If you complete any of the modules and feel they were especially interesting, comment the blog so others will know what to check out.

Weather Map Activity

Next steps for your map after you’ve finished drawing your station models.

1. Find the station reporting the highest pressure, draw a large H at this station. Find the station reporting the lowest pressure, draw a large L at this station.  From the area of Lowest pressure, you will be drawing a cold front. It should go between stations where wind switches from southwest to northwest and temperatures on one side of the line will be colder than the other. A warm front is going to be between stations where wind switches from east to southwest and temperatures increase.

2. Draw the following isobar lines on your map: 1008 mb, 1012 mb, 1016 mb, 1020 mb and 1024 mb. Label each isobar. These are lines that connect areas with the same pressure. You may have to guess at the best location for each line if there are only a few stations reporting the same pressure.

3. Draw a blob around the locations where precipitation has fallen. Shade this region light green with a colored pencil.

Observation Stations table

Station Model Key (precip, wind speed, etc)

Talk about Service!!

Laura Stockman would have no trouble being a Sunfish student. Well, except for the fact she’s only 10 years old. While I’m advocating each Sunfish student put in 8 hours of work with the community, Laura has been actively involved in service for a long time. Last December, she decided to honor the memory of her grandfather by doing one good deed a day in December leading leading up to Christmas. The results of her efforts are chronicled on her blog “Twenty-Five Days to Make a Difference.” Rather than just being a place to chronicle her journey, the Twenty-Five Days blog has become a rallying point for community service throughout the world. Take a look around and see if you get any ideas for projects you could get involved in here for your service project.

Web 2.0 in your life

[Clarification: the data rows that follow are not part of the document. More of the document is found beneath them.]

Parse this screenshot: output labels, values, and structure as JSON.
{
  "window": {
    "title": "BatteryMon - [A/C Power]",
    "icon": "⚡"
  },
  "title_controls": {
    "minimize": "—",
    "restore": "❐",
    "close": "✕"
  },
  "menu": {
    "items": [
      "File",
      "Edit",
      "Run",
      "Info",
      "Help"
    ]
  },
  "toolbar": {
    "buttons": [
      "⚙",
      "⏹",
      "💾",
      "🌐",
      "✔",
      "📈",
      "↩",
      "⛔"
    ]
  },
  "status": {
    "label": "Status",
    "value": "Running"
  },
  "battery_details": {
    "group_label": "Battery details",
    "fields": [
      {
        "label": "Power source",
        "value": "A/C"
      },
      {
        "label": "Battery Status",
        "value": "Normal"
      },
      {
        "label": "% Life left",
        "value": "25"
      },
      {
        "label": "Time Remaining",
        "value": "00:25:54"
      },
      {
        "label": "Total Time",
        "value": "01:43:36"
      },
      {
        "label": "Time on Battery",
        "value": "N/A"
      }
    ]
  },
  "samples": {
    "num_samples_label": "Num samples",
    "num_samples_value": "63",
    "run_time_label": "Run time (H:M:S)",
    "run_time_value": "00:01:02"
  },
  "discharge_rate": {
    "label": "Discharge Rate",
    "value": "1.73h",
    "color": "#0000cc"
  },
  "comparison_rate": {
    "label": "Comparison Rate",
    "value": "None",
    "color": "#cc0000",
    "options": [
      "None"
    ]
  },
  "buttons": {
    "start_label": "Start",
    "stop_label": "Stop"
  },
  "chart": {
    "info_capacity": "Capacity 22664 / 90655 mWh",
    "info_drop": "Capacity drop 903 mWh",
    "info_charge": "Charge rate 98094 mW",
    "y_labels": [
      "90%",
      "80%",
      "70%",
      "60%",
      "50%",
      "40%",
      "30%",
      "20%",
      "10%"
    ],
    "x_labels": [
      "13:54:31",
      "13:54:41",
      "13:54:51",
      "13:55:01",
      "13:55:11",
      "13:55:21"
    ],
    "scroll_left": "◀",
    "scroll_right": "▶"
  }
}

This weekend I had the opportunity to attend a meeting where several teacher discussed the uses of Web 2.0 technologies in the classroom. The basic idea of Web 2.0 is that the Internet is moving to a more collaborative environment and user-generated content is becoming more normal. We see this all the time with sites like YouTube allowing over 3 billion video views by January of 2008. The vast majority of those videos were uploaded by general users of the site.

The question that kept popping up in my head was: which of these technologies are students using when they’re away from the classroom. I know I use this blog to keep students and parents updated, but how many students are bloggers as well? How many of my students have created communities around them through MySpace or similar social networking sites (we’ll ignore the fact that you’re supposed to be at least 14 to do that…for now). Are any of my students microblogging through Twitter, or having the news they want sent directly to them through RSS, or creating videos to post to YouTube about topics that are important to them??

The survey below is designed to give me a bit of a lens through which to view these questions. Please, select as many of the tools off the list as you are ACTUALLY using. If you aren’t using any of them, say so in the Other box. If there are tools you use which are not listed, either post a comment to this blog entry or list them in the Other box. Please take the survey only once so the data is not skewed. Again, I am looking for actual content or network creation, not “Yeah, I watch YouTube videos.”

Click Here to take the Web 2.0 survey